**Activity:** All the data that follows should be repeated exactly, without a single picture.

[Entries from a dataset of interfaces]
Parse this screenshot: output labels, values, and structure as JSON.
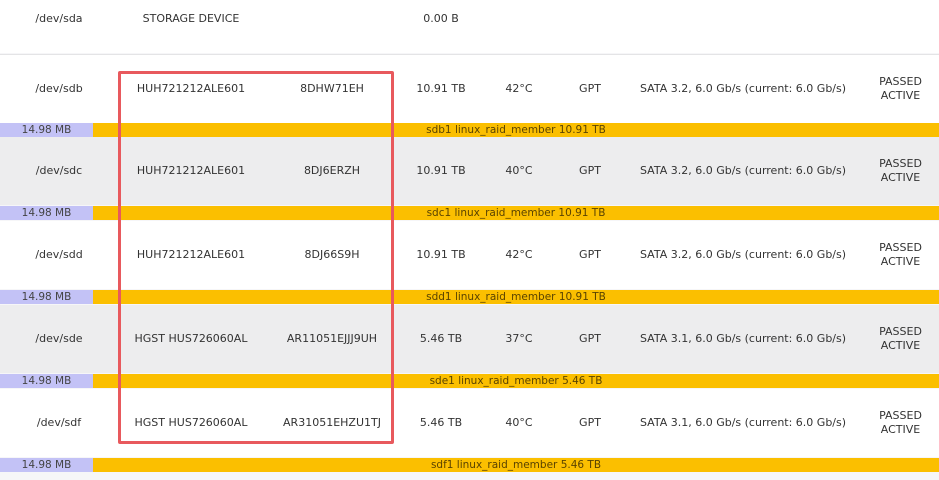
{
  "colors": {
    "partition_bar": "#fbbf00",
    "partition_size": "#c3c2f6",
    "highlight_border": "#e8595d"
  },
  "top_row": {
    "device": "/dev/sda",
    "model": "STORAGE DEVICE",
    "capacity": "0.00 B"
  },
  "disks": [
    {
      "device": "/dev/sdb",
      "model": "HUH721212ALE601",
      "serial": "8DHW71EH",
      "capacity": "10.91 TB",
      "temp": "42°C",
      "table": "GPT",
      "interface": "SATA 3.2, 6.0 Gb/s (current: 6.0 Gb/s)",
      "status1": "PASSED",
      "status2": "ACTIVE",
      "partition_size": "14.98 MB",
      "partition_label": "sdb1 linux_raid_member 10.91 TB"
    },
    {
      "device": "/dev/sdc",
      "model": "HUH721212ALE601",
      "serial": "8DJ6ERZH",
      "capacity": "10.91 TB",
      "temp": "40°C",
      "table": "GPT",
      "interface": "SATA 3.2, 6.0 Gb/s (current: 6.0 Gb/s)",
      "status1": "PASSED",
      "status2": "ACTIVE",
      "partition_size": "14.98 MB",
      "partition_label": "sdc1 linux_raid_member 10.91 TB"
    },
    {
      "device": "/dev/sdd",
      "model": "HUH721212ALE601",
      "serial": "8DJ66S9H",
      "capacity": "10.91 TB",
      "temp": "42°C",
      "table": "GPT",
      "interface": "SATA 3.2, 6.0 Gb/s (current: 6.0 Gb/s)",
      "status1": "PASSED",
      "status2": "ACTIVE",
      "partition_size": "14.98 MB",
      "partition_label": "sdd1 linux_raid_member 10.91 TB"
    },
    {
      "device": "/dev/sde",
      "model": "HGST HUS726060AL",
      "serial": "AR11051EJJJ9UH",
      "capacity": "5.46 TB",
      "temp": "37°C",
      "table": "GPT",
      "interface": "SATA 3.1, 6.0 Gb/s (current: 6.0 Gb/s)",
      "status1": "PASSED",
      "status2": "ACTIVE",
      "partition_size": "14.98 MB",
      "partition_label": "sde1 linux_raid_member 5.46 TB"
    },
    {
      "device": "/dev/sdf",
      "model": "HGST HUS726060AL",
      "serial": "AR31051EHZU1TJ",
      "capacity": "5.46 TB",
      "temp": "40°C",
      "table": "GPT",
      "interface": "SATA 3.1, 6.0 Gb/s (current: 6.0 Gb/s)",
      "status1": "PASSED",
      "status2": "ACTIVE",
      "partition_size": "14.98 MB",
      "partition_label": "sdf1 linux_raid_member 5.46 TB"
    }
  ]
}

**Written response:**
Parse this screenshot: output labels, values, and structure as JSON.
{
  "colors": {
    "partition_bar": "#fbbf00",
    "partition_size": "#c3c2f6",
    "highlight_border": "#e8595d"
  },
  "top_row": {
    "device": "/dev/sda",
    "model": "STORAGE DEVICE",
    "capacity": "0.00 B"
  },
  "disks": [
    {
      "device": "/dev/sdb",
      "model": "HUH721212ALE601",
      "serial": "8DHW71EH",
      "capacity": "10.91 TB",
      "temp": "42°C",
      "table": "GPT",
      "interface": "SATA 3.2, 6.0 Gb/s (current: 6.0 Gb/s)",
      "status1": "PASSED",
      "status2": "ACTIVE",
      "partition_size": "14.98 MB",
      "partition_label": "sdb1 linux_raid_member 10.91 TB"
    },
    {
      "device": "/dev/sdc",
      "model": "HUH721212ALE601",
      "serial": "8DJ6ERZH",
      "capacity": "10.91 TB",
      "temp": "40°C",
      "table": "GPT",
      "interface": "SATA 3.2, 6.0 Gb/s (current: 6.0 Gb/s)",
      "status1": "PASSED",
      "status2": "ACTIVE",
      "partition_size": "14.98 MB",
      "partition_label": "sdc1 linux_raid_member 10.91 TB"
    },
    {
      "device": "/dev/sdd",
      "model": "HUH721212ALE601",
      "serial": "8DJ66S9H",
      "capacity": "10.91 TB",
      "temp": "42°C",
      "table": "GPT",
      "interface": "SATA 3.2, 6.0 Gb/s (current: 6.0 Gb/s)",
      "status1": "PASSED",
      "status2": "ACTIVE",
      "partition_size": "14.98 MB",
      "partition_label": "sdd1 linux_raid_member 10.91 TB"
    },
    {
      "device": "/dev/sde",
      "model": "HGST HUS726060AL",
      "serial": "AR11051EJJJ9UH",
      "capacity": "5.46 TB",
      "temp": "37°C",
      "table": "GPT",
      "interface": "SATA 3.1, 6.0 Gb/s (current: 6.0 Gb/s)",
      "status1": "PASSED",
      "status2": "ACTIVE",
      "partition_size": "14.98 MB",
      "partition_label": "sde1 linux_raid_member 5.46 TB"
    },
    {
      "device": "/dev/sdf",
      "model": "HGST HUS726060AL",
      "serial": "AR31051EHZU1TJ",
      "capacity": "5.46 TB",
      "temp": "40°C",
      "table": "GPT",
      "interface": "SATA 3.1, 6.0 Gb/s (current: 6.0 Gb/s)",
      "status1": "PASSED",
      "status2": "ACTIVE",
      "partition_size": "14.98 MB",
      "partition_label": "sdf1 linux_raid_member 5.46 TB"
    }
  ]
}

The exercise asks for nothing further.